Hull based Medium 21 release the first album on Temptation Records, which is a new partnership between Fierce Panda and Island Records. They released a single on Fierce Panda last year and created a buzz by touring with Ed Harcourt and are now the lucky debutees on this label, with all the clout and money behind them from Island.
They might deserve this heavyweight backing though, as this debut album appears to be a fitting entrance to launch a new label, with front person John Clough not afraid of the grand gesture and quintessential Englishness that makes British indie sometimes worth the hype.
The first track The Plight Of Losing Out yells single and hit single at that. It starts morose and languid, heavy with twang guitar and tempts you with a pop rise to pull you into the verse, and then vocals begin, Clough’s unusual voice, low and slow, reminiscent of Ian Curtis, morphed with Edwyn Collins and Kevin Ayres dragging you into Medium 21’s world immediately.
Junctions In Our Sleep oozes in gently and then, heavy with ’80s bass sound whooshes you out of slumber, into another kind of slumber, a pop sleep, lazy but exciting, catchy. Daybreak vs Pride twitches in, early Echo & The Bunnymen, onto a hook, and you’re there on the line with them.
Nearly half of the songs on this LP are under three minutes long and they’re structured in a way to jumpstart your toes into tapping. It’s the essence of good songwriting, it’s not particularly unusual, but a good tune catches and keeps you. Poisoned Postcards however doesn’t have that immediacy.
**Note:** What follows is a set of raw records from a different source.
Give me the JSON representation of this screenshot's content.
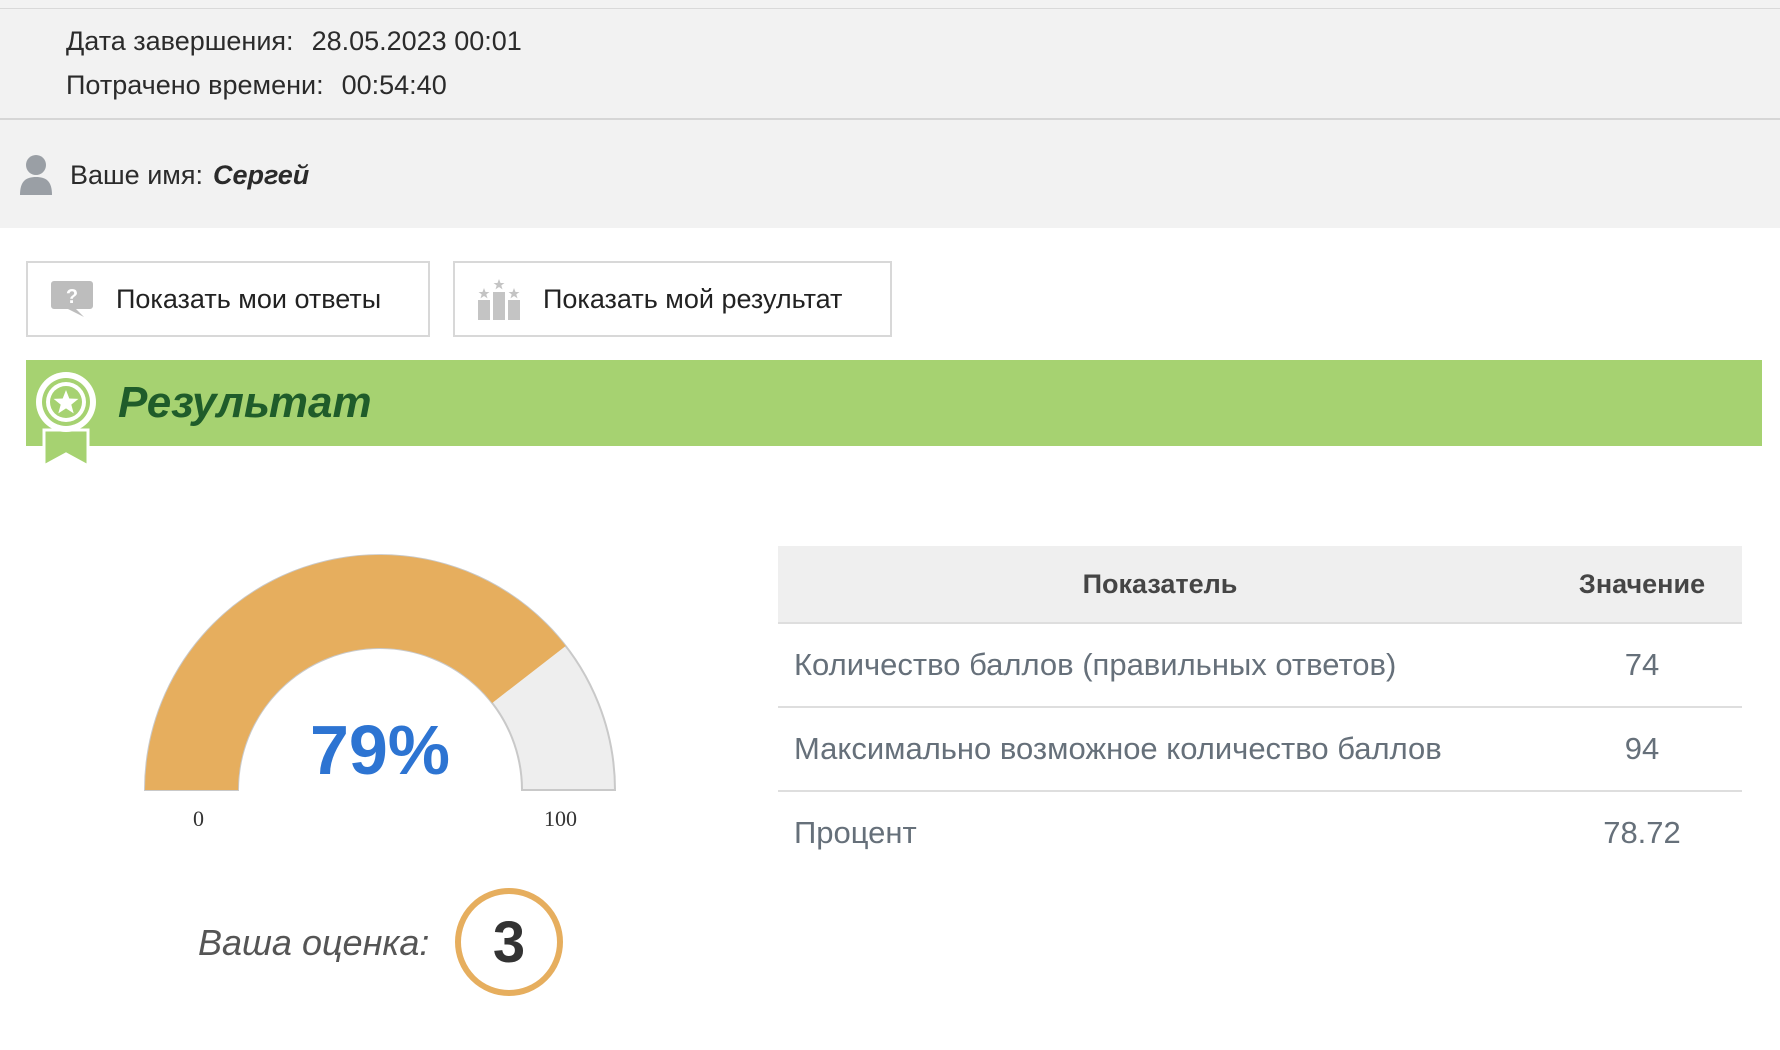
{
  "info": {
    "finish_label": "Дата завершения:",
    "finish_value": "28.05.2023 00:01",
    "spent_label": "Потрачено времени:",
    "spent_value": "00:54:40"
  },
  "user": {
    "label": "Ваше имя:",
    "name": "Сергей",
    "icon": "user-icon"
  },
  "buttons": {
    "show_answers": "Показать мои ответы",
    "show_answers_icon": "question-bubble-icon",
    "show_result": "Показать мой результат",
    "show_result_icon": "podium-icon"
  },
  "banner": {
    "title": "Результат",
    "icon": "award-ribbon-icon",
    "color": "#a6d271",
    "title_color": "#1f5c2a"
  },
  "gauge": {
    "value_text": "79%",
    "fraction": 0.79,
    "min_label": "0",
    "max_label": "100",
    "fill_color": "#e6ae5e",
    "empty_color": "#eeeeee"
  },
  "grade": {
    "label": "Ваша оценка:",
    "value": "3",
    "ring_color": "#e6ae5e"
  },
  "table": {
    "headers": [
      "Показатель",
      "Значение"
    ],
    "rows": [
      {
        "name": "Количество баллов (правильных ответов)",
        "value": "74"
      },
      {
        "name": "Максимально возможное количество баллов",
        "value": "94"
      },
      {
        "name": "Процент",
        "value": "78.72"
      }
    ]
  }
}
The Wrong Road offers another direction. Folky acoustic guitars start and simple melody catches you with lyrical lovelies such as “the wrong road is the beautiful road”. But it’s a false catch, as Clough seems tempted to veer off into Jarvis Cocker largesse, but he resists and it’s delectable, teasing but never delivering the full-blown roar.
The Cable And The Cars is a harder tune, rockier, with punk interspersed with Boomtown Rats reminiscences. Catalyst disappoints, it plods, as does By My Side, but Black And White Summer is the beauty of the LP, lush with strings, romantic and longing. The Best Part lushes it up even more with harmonies not heard on the rest of the album, but it’s a good sound, and could be utilised more, especially with the strings bolstering the wall of sound.
Medium 21 are an fine amalgamation, essences of Mercury Rev and Dinosaur Jr and a harking back to 1982 is not unwelcome as the sounds feel better this time around. Punk and new wave held supreme in the early ’80s, but bands like Orange Juice and the Bunnymen were seminal and its nice to hear they live on. But it’s the voice in Medium 21 that grabs and holds, Clough’s deep trawl vocal relishes its English theatrical confusion and we will certainly hear more of Medium 21.